The process, I think, is mostly an organizational one. In creating a compilation I always have to get a good overview of the issue and the material relating to it. It seems important that both problems and solutions be included. And, then of course it has to be arranged in comprehensible order. The reviewers at the Baha’i Publishing Trust are always helpful for this part of the process.
Once I began to work on this book I was astounded to discover how much material there is in our writings that address the subject. Shoghi Effendi wrote, “We cannot segregate the human heart from the environment outside it and say that once one of these is reformed everything will be improved. Man is organic with the world. His inner life moulds the environment and is itself also deeply affected by it.” 1 The Baha’i writings are gloriously wholistic: they address the transformation that must occur with the individual mind and soul, and they also outline practical measures to create a more just and peaceful society. And so, I found that I needed to include writings that address our inner lives and attitudes, as well as the actions that must be taken to ensure that economic justice can be established and maintained in our world.
Baha’i Blog: How do you hope the reader will translate what they’ve read in your book into action?
First of all, I think it is vital that we all understand how serious this issue is for all of us. As it is quoted in the opening chapter of this compilation, “The inordinate disparity between rich and poor, a source of acute suffering, keeps the world in a state of instability, virtually on the brink of war.” 2 Shoghi Effendi told us, “We belong to an organic unit and when one part of the organism suffers all the rest of the body will feel its consequence.” 3 I believe that most people who care deeply about this issue do so because of the suffering it causes, and not because of the threat to their personal security. But we do need to be aware of that danger.

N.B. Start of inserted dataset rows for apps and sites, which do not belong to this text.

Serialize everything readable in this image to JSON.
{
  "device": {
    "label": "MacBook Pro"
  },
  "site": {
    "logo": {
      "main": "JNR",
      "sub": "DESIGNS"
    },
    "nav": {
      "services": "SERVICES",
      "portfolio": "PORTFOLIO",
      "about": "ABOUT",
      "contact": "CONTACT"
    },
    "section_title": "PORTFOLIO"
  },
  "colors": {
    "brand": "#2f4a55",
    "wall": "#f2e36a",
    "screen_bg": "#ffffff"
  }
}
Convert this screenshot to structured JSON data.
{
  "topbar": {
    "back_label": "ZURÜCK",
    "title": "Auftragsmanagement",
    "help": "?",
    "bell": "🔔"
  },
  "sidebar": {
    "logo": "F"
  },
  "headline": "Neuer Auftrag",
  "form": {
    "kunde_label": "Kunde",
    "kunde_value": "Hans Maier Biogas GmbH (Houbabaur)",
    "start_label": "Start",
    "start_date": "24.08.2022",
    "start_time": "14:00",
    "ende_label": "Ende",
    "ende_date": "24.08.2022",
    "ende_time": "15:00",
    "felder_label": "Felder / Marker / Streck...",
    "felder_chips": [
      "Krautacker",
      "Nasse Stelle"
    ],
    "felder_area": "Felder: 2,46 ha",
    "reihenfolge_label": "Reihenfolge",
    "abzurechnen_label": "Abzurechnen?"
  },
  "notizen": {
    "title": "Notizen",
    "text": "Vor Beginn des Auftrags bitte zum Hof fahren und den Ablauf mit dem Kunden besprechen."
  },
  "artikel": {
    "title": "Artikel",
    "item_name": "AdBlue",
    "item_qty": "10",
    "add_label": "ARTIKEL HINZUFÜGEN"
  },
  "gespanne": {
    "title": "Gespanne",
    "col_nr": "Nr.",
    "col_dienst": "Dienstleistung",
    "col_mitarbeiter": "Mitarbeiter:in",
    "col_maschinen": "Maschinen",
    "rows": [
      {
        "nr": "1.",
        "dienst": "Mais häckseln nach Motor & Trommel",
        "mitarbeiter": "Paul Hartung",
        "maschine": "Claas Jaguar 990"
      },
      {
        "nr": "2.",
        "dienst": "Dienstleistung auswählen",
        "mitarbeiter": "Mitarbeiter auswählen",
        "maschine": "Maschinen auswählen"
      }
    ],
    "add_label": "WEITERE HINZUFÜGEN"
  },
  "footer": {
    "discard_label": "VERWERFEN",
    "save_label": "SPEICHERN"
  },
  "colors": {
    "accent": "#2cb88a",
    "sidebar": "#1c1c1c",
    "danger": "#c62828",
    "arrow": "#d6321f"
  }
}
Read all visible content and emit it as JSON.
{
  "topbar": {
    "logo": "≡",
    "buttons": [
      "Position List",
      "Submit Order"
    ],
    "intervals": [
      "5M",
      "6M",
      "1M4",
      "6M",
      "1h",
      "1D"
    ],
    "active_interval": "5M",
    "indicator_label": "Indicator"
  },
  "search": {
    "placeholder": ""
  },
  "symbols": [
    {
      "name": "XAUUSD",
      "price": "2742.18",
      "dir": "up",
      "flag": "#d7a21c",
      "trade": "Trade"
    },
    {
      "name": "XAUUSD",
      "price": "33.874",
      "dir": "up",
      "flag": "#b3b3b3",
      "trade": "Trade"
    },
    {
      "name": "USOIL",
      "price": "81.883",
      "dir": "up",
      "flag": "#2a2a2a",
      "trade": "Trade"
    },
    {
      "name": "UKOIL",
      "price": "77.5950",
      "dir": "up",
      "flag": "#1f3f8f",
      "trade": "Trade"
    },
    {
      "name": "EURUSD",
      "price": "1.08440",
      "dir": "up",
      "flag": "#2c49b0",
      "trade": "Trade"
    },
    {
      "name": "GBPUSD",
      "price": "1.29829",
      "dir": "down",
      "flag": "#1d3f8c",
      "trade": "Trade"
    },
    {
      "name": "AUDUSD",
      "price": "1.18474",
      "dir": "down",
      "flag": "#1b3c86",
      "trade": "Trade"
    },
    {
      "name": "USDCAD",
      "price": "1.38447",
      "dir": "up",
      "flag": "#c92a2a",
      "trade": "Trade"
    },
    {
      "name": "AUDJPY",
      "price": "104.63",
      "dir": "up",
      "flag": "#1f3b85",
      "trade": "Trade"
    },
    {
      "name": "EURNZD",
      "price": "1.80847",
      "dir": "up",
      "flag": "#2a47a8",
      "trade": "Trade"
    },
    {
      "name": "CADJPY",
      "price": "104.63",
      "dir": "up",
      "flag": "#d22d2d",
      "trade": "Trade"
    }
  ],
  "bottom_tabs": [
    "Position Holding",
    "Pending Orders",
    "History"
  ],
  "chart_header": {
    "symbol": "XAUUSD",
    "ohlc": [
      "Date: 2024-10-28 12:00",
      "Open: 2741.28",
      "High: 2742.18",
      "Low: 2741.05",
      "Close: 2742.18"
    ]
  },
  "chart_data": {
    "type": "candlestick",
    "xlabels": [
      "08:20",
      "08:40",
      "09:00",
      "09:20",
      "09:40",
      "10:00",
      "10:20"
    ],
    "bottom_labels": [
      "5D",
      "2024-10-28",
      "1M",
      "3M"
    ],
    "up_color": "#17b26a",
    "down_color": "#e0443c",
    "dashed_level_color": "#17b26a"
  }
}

Actually, anyone who wishes to serve the cause of economic justice can find guidance and inspiration for their service in this volume, regardless of occupation or circumstance. The solutions range from spiritual issues such as generosity and philanthropy, to eliminating racism, and on to many other issues such as education, work, corporate management, legislation and governance.
Fundamentally, what is required is the desire to help create a more humane, just and peaceful world. If that desire exists, a path to action can be found. And each and every effort matters a great deal, even those that may seem insignificant to us.
Baha’i Blog: What are you currently working on?/ Are you working on any forthcoming books?
I have no current plans or projects in mind, but if an idea comes along and meets with inspiration, well, who knows?
Baha’i Blog: Thank you, Bonnie, for sharing this with us.
In her innermost heart, Sonjel is a stay-at-home parent and a bookworm with a maxed out library card but professionally she is a museologist with a background in English Literature. She currently lives on Prince Edward Island, an isle in the shape of a smile on the eastern Canadian coast. Sonjel is a writer who loves to listen to jazz when she's driving at night.
From experience, I know when an employer offers more than a wage or benefits, but a piece of the profit, it is exhilarating, satisfying and fair. Thank you for the compilation. Universal profit sharing will be a standard one day!
FRANK K WELSH (March 3, 2021 at 5:59 PM)
Thank you for shedding light on this important new compilation, particularly at this time in the world’s history. Readers will find much to reflect upon, as well as act upon.
Baha'i Publishing Trust (March 3, 2021 at 3:05 PM)